Items from an interface collection:
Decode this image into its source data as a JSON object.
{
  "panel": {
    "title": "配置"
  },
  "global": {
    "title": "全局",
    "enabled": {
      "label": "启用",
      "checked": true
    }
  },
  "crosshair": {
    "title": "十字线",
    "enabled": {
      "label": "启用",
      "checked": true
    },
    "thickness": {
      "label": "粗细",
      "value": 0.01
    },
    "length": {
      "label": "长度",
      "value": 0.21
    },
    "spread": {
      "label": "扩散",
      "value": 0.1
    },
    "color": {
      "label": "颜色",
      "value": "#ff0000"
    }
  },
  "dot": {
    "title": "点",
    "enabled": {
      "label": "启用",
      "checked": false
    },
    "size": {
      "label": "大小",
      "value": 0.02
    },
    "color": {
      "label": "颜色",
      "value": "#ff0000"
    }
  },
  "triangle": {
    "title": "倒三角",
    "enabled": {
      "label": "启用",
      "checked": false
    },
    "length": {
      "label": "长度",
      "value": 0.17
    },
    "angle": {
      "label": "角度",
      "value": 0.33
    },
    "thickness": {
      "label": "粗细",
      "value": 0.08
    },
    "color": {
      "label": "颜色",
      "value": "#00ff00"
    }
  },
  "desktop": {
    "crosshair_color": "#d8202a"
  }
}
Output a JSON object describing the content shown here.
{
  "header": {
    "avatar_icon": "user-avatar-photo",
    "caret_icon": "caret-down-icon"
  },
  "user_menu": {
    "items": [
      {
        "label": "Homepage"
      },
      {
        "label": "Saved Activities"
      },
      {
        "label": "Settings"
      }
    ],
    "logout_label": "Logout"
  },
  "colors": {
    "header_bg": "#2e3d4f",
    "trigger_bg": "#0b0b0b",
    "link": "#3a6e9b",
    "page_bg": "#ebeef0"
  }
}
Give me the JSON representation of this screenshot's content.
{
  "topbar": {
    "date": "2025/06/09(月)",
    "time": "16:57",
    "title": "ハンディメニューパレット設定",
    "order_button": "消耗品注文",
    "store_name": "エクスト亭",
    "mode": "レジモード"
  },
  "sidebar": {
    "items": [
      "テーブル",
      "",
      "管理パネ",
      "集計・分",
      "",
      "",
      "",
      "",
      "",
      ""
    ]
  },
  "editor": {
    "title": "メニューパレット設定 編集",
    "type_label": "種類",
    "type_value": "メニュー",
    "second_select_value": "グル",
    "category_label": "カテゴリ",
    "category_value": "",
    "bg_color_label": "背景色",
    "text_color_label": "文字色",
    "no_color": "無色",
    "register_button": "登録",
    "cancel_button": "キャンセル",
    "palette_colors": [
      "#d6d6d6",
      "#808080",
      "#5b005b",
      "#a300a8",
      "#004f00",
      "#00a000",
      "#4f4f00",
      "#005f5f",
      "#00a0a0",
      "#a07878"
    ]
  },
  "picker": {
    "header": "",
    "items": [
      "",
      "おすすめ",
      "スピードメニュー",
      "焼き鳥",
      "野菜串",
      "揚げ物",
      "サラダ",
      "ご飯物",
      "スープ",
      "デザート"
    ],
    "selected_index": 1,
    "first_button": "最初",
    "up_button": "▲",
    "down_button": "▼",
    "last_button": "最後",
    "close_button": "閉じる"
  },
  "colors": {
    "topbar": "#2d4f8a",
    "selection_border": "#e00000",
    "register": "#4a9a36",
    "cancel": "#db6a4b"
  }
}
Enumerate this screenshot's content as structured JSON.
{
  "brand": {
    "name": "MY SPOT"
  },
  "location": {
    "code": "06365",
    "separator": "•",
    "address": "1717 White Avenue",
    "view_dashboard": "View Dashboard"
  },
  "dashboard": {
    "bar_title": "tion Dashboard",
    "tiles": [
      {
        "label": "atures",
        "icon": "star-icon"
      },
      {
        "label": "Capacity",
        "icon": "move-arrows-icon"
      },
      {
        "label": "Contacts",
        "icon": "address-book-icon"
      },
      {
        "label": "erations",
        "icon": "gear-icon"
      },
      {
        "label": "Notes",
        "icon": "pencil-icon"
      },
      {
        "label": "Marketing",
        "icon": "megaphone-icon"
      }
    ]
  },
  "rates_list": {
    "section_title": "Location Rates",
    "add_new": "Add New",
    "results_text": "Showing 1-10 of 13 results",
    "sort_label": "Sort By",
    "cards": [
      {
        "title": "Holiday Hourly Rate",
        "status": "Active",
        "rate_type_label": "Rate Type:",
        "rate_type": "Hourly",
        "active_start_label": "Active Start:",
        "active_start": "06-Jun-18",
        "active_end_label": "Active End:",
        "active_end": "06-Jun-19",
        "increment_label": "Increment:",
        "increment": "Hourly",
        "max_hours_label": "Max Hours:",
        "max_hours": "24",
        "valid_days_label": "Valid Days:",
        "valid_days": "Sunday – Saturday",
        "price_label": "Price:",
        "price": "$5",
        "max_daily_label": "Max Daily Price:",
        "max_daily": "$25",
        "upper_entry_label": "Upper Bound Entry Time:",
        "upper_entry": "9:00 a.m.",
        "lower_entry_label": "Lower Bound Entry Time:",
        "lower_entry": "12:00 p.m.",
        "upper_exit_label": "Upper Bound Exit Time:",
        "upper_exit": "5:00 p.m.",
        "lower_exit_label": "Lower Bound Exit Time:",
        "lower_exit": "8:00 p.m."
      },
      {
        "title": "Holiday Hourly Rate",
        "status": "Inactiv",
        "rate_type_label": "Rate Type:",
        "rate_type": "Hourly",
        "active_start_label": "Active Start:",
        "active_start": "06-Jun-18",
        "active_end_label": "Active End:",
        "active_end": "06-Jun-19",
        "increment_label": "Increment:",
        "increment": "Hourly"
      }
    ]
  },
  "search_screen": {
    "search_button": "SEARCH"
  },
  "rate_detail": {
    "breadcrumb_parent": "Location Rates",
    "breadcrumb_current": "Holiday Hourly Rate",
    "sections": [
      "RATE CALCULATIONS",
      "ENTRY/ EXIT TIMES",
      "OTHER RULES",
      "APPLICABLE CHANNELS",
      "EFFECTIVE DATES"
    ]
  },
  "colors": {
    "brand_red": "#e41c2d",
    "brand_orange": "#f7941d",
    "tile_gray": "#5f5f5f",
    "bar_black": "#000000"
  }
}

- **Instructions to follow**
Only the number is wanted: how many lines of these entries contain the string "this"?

- **Response**
3